"""

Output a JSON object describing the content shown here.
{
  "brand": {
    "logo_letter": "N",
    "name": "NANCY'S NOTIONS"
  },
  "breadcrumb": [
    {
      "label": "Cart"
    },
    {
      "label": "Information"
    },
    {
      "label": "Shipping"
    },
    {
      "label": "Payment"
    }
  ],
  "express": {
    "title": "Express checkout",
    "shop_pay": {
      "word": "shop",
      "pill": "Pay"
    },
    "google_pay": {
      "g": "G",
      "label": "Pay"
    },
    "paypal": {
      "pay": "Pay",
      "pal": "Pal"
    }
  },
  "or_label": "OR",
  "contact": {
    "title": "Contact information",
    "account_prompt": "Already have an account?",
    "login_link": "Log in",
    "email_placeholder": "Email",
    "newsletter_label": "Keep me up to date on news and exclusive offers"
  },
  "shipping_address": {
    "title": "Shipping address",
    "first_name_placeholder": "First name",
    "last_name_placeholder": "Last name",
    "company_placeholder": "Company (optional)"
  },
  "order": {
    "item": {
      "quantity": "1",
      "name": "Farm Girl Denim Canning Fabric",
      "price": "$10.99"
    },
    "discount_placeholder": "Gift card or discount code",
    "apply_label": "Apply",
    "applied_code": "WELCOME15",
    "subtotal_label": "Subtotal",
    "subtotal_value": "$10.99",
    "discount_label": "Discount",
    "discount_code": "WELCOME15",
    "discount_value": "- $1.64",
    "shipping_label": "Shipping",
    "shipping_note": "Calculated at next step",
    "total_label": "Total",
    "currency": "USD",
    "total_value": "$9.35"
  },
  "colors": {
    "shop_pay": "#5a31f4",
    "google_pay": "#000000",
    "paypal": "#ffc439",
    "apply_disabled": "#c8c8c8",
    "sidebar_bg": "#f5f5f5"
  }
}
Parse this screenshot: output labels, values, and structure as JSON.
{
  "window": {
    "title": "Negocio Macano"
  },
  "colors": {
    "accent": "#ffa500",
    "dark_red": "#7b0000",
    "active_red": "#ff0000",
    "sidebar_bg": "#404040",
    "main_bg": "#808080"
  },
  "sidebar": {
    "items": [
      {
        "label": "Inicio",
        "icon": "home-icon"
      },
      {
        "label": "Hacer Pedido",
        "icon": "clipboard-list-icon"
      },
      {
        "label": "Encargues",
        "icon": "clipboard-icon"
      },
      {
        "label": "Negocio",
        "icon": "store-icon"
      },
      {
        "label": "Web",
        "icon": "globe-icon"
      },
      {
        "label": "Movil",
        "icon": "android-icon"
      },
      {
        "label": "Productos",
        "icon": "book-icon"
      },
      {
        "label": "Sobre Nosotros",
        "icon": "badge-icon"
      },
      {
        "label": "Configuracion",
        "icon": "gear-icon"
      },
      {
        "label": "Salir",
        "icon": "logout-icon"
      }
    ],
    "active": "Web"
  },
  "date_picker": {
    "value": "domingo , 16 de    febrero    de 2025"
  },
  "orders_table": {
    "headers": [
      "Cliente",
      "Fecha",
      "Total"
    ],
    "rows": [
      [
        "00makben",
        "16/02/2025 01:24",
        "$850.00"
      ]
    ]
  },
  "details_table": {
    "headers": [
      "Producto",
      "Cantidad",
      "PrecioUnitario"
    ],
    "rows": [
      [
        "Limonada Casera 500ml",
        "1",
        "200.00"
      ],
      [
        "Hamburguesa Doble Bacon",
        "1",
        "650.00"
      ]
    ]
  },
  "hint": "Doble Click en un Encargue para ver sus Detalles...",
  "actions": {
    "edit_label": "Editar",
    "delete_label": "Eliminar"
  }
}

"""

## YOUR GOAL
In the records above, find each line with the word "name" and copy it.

## TASK ANSWER
    "name": "NANCY'S NOTIONS"
    "first_name_placeholder": "First name",
    "last_name_placeholder": "Last name",
      "name": "Farm Girl Denim Canning Fabric",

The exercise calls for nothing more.